Davidson, who was a goalie during his playing career, was a first-round pick of the Blues in 1973, where he played for two seasons before being traded to the Rangers. He would finish out his abbreviated career there before moving over to the Rangers' broadcast booth for the next three decades with Sam Rosen.

"There's a lot of guys that learned a lot from JD," said Blues defenseman Alex Pietrangelo. ... It's tough to see a guy like that go. He's the one that brought me here. I know there's a few guys that have been here since he's been here, so it's a bit of a change for us.

"Any time you develop a relationship with somebody, it's tough to see him go, whether it's a player or someone in management."

Davidson met with the Columbus Blue Jackets over the summer regarding an undisclosed position but nothing ever came of that situation. It's the only opportunity that has opened up outside the Blues organization to this point. And whatever lies ahead for Davidson, he doesn't know at this point.

"I don't know. I really don't know," he said. "I've talked to Columbus once, with permission, and it was a good discussion. Other than that, I haven't talked to anyone.

"I'm not saying anything in any aspect yet, whether it be television or management or whatever. I'm just going to try to discover whatever I try to do next (and) it won't be retirement. It'll be the right thing for myself and my family."

Under Davidson, the Blues have molded a surplus of talent, including drafting Pietrangelo, Backes, T.J. Oshie and David Perron as well as No. 1 overall pick Erik Johnson. The Blues also acquired notable players Alex Steen, Andy McDonald, Jaroslav Halak, Kevin Shattenkirk, Chris Stewart and the right to trade for a draft pick in which the Blues took Vladimir Tarasenko, as well as brought in experienced coaches like Ken Hitchcock and Andy Murray.

Davidson can walk away with his head held high despite not being here for the climax.

"Now, it's got a chance," Davidson said of the Blues' chances of succeeding. "This club is standing at third base and you see home plate. You've got to get to home plate. This team's got a shot at it. I feel very proud of that, being a part of a group that put that together.
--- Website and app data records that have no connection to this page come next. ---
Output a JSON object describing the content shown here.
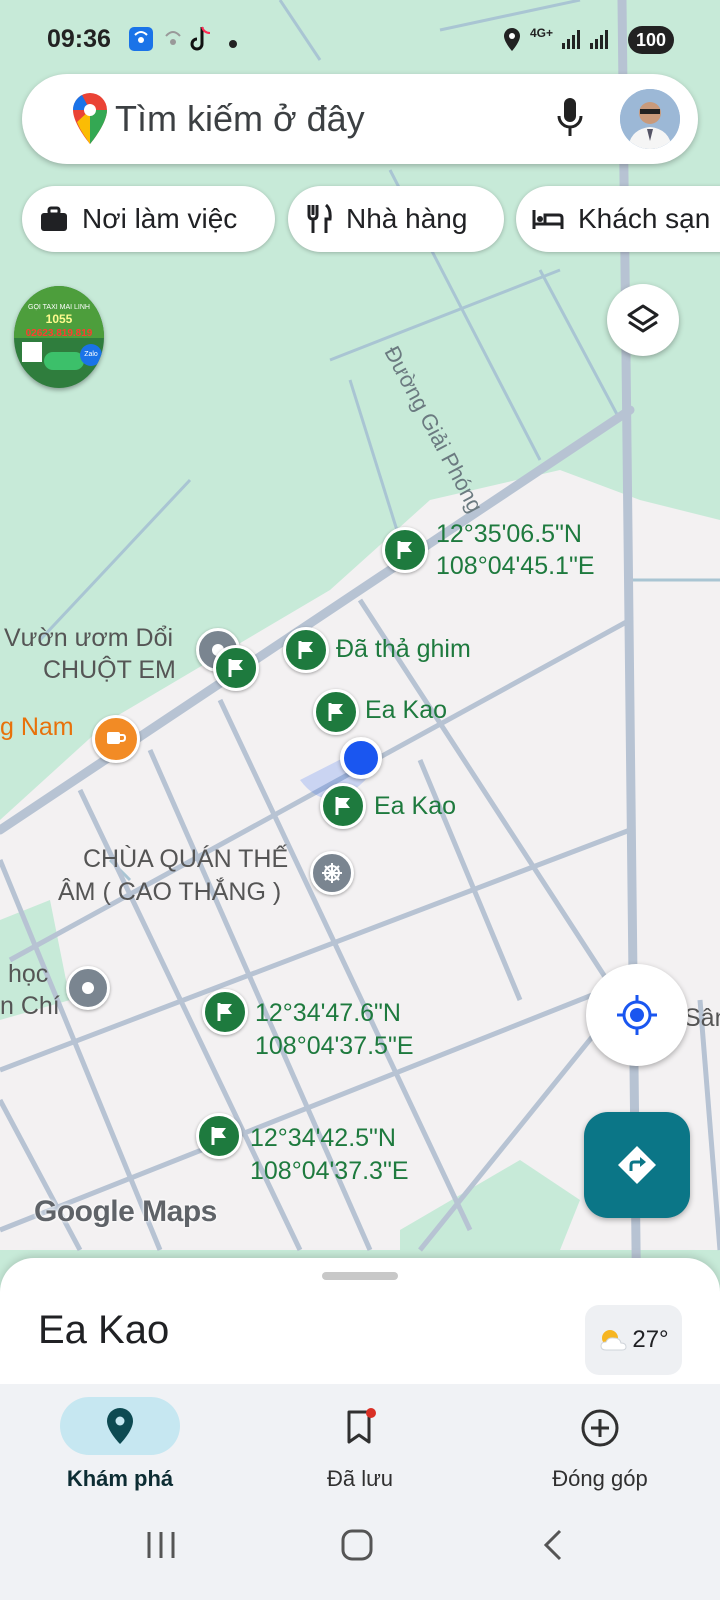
{
  "status_bar": {
    "time": "09:36",
    "network": "4G+",
    "battery": "100"
  },
  "search": {
    "placeholder": "Tìm kiếm ở đây"
  },
  "chips": [
    {
      "label": "Nơi làm việc",
      "icon": "briefcase-icon"
    },
    {
      "label": "Nhà hàng",
      "icon": "restaurant-icon"
    },
    {
      "label": "Khách sạn",
      "icon": "hotel-icon"
    }
  ],
  "ad_badge": {
    "line1": "GỌI TAXI MAI LINH",
    "number": "1055",
    "phone": "02623.819.819",
    "app": "Zalo"
  },
  "map": {
    "road_label": "Đường Giải Phóng",
    "coord_pin_1": {
      "lat": "12°35'06.5\"N",
      "lng": "108°04'45.1\"E"
    },
    "dropped_pin": "Đã thả ghim",
    "ea_kao_1": "Ea Kao",
    "ea_kao_2": "Ea Kao",
    "nursery_line1": "Vườn ươm Dổi",
    "nursery_line2": "CHUỘT EM",
    "cafe_label": "g Nam",
    "temple_line1": "CHÙA QUÁN THẾ",
    "temple_line2": "ÂM ( CAO THẮNG )",
    "school_line1": "học",
    "school_line2": "n Chí",
    "coord_pin_2": {
      "lat": "12°34'47.6\"N",
      "lng": "108°04'37.5\"E"
    },
    "coord_pin_3": {
      "lat": "12°34'42.5\"N",
      "lng": "108°04'37.3\"E"
    },
    "edge_label": "Sân",
    "watermark": "Google Maps"
  },
  "sheet": {
    "title": "Ea Kao",
    "temperature": "27°"
  },
  "bottom_nav": [
    {
      "label": "Khám phá",
      "active": true
    },
    {
      "label": "Đã lưu",
      "active": false
    },
    {
      "label": "Đóng góp",
      "active": false
    }
  ],
  "colors": {
    "accent": "#0b7687",
    "pin_green": "#1e7a3e",
    "blue_dot": "#1a56f0",
    "park": "#c7ead8",
    "urban": "#f3f1f2"
  }
}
"I'm going to be a big fan, I'm going to watch because I know how hard they're going to be to beat now. It'll be interesting to see where they go. They're in good hands. Doug will do a good job. I just hope the puck gets dropped pretty soon because this team's ready to go. The coaching staff's an excellent staff, it's a great staff. ... This is a complete organization. It's solid. I like that it's in a great place. It's got a shot to be in the upper echelon. You have a window that's open for a certain time, and the window is wide open for this club now. We'll see where it goes. I feel very proud to be a part of that group."